But recognition of Hadassah’s expertise came quickly. After World War I, public health conditions in Palestine were even worse than what Henrietta Szold had witnessed just a few years before. When the Zionist Organization of America moved to set up a large-scale medical mission to Palestine, it asked Hadassah to head the effort. That modest mission of two nurses on the eve of the war had given Hadassah something that existed nowhere else in the Zionist movement—experience in medical mobilization.

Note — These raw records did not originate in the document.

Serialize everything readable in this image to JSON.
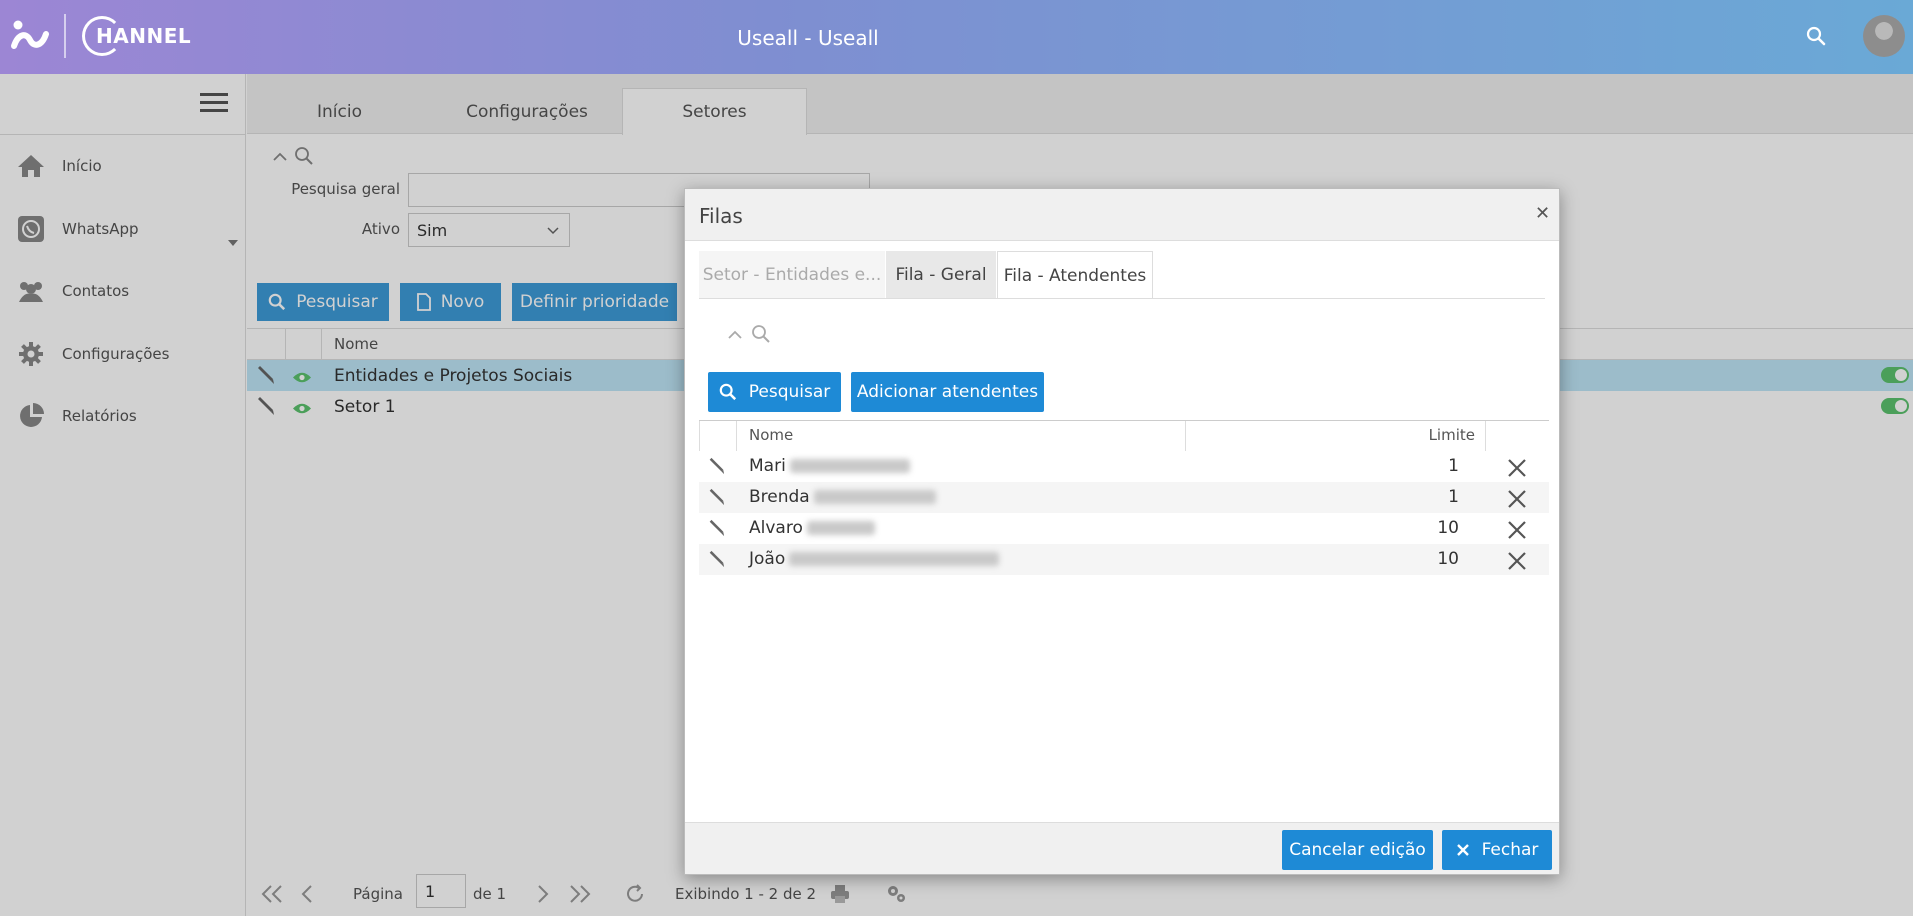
{
  "header": {
    "logo_text": "HANNEL",
    "title": "Useall - Useall"
  },
  "sidebar": {
    "items": [
      {
        "label": "Início",
        "icon": "home-icon"
      },
      {
        "label": "WhatsApp",
        "icon": "whatsapp-icon"
      },
      {
        "label": "Contatos",
        "icon": "contacts-icon"
      },
      {
        "label": "Configurações",
        "icon": "gear-icon"
      },
      {
        "label": "Relatórios",
        "icon": "pie-chart-icon"
      }
    ]
  },
  "main": {
    "tabs": [
      {
        "label": "Início"
      },
      {
        "label": "Configurações"
      },
      {
        "label": "Setores",
        "active": true
      }
    ],
    "filter": {
      "search_label": "Pesquisa geral",
      "search_value": "",
      "active_label": "Ativo",
      "active_value": "Sim"
    },
    "buttons": {
      "search": "Pesquisar",
      "new": "Novo",
      "priority": "Definir prioridade"
    },
    "grid": {
      "column_name": "Nome",
      "rows": [
        {
          "name": "Entidades e Projetos Sociais",
          "selected": true,
          "active": true
        },
        {
          "name": "Setor 1",
          "selected": false,
          "active": true
        }
      ]
    },
    "pager": {
      "page_label": "Página",
      "page_value": "1",
      "of_label": "de 1",
      "showing": "Exibindo 1 - 2 de 2"
    }
  },
  "dialog": {
    "title": "Filas",
    "tabs": [
      {
        "label": "Setor - Entidades e..."
      },
      {
        "label": "Fila - Geral"
      },
      {
        "label": "Fila - Atendentes",
        "active": true
      }
    ],
    "buttons": {
      "search": "Pesquisar",
      "add": "Adicionar atendentes",
      "cancel": "Cancelar edição",
      "close": "Fechar"
    },
    "grid": {
      "col_name": "Nome",
      "col_limit": "Limite",
      "rows": [
        {
          "name": "Mari",
          "limit": "1"
        },
        {
          "name": "Brenda",
          "limit": "1"
        },
        {
          "name": "Alvaro",
          "limit": "10"
        },
        {
          "name": "João",
          "limit": "10"
        }
      ]
    }
  },
  "colors": {
    "primary": "#1e8ad6",
    "selected_row": "#bfe6f7",
    "toggle_on": "#5cc26e"
  }
}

During the Great Depression, Hadassah’s development went into overdrive. Bolstered by a growing membership, the women of Hadassah crowned their health care network by building a flagship hospital on Mount Scopus. It was during the 1930s that Henrietta Szold accepted responsibility for Youth Aliyah, and Hadassah began sponsoring Young Judaea. We emerged from the Depression stronger than ever—a fact that has served as great inspiration during these past few years of economic turbulence.
Hadassah’s founders not only had boundless energy, they also made wise choices. They were smart enough to see what a nascent state needed to grow and what Jewish women in America needed to feel connected to that state. They were caring enough to see that Jewish values could only be served if the new medical institutions treated everyone equally, regardless of religion or ethnicity.
That potent combination of values and action, building and connectivity, that is so central to our identity today comes straight from Hadassah’s pioneers.
We have many more tools than the women of our founding generation. We have more education and greater financial resources. We have Blackberrys and the Internet. Most of us have made multiple trips to Israel and all of us can see Hadassah’s work with the click of a mouse.
As we approach our centennial and embark on Hadassah’s second century of service, may the example of our Greatest Generation continue to inspire us as much as it fascinates us. They did amazing things. Now it’s our turn. H
Write to Nancy Falchuk at email@example.com. To see her latest podcast, go to www.hadassah.org/podcast.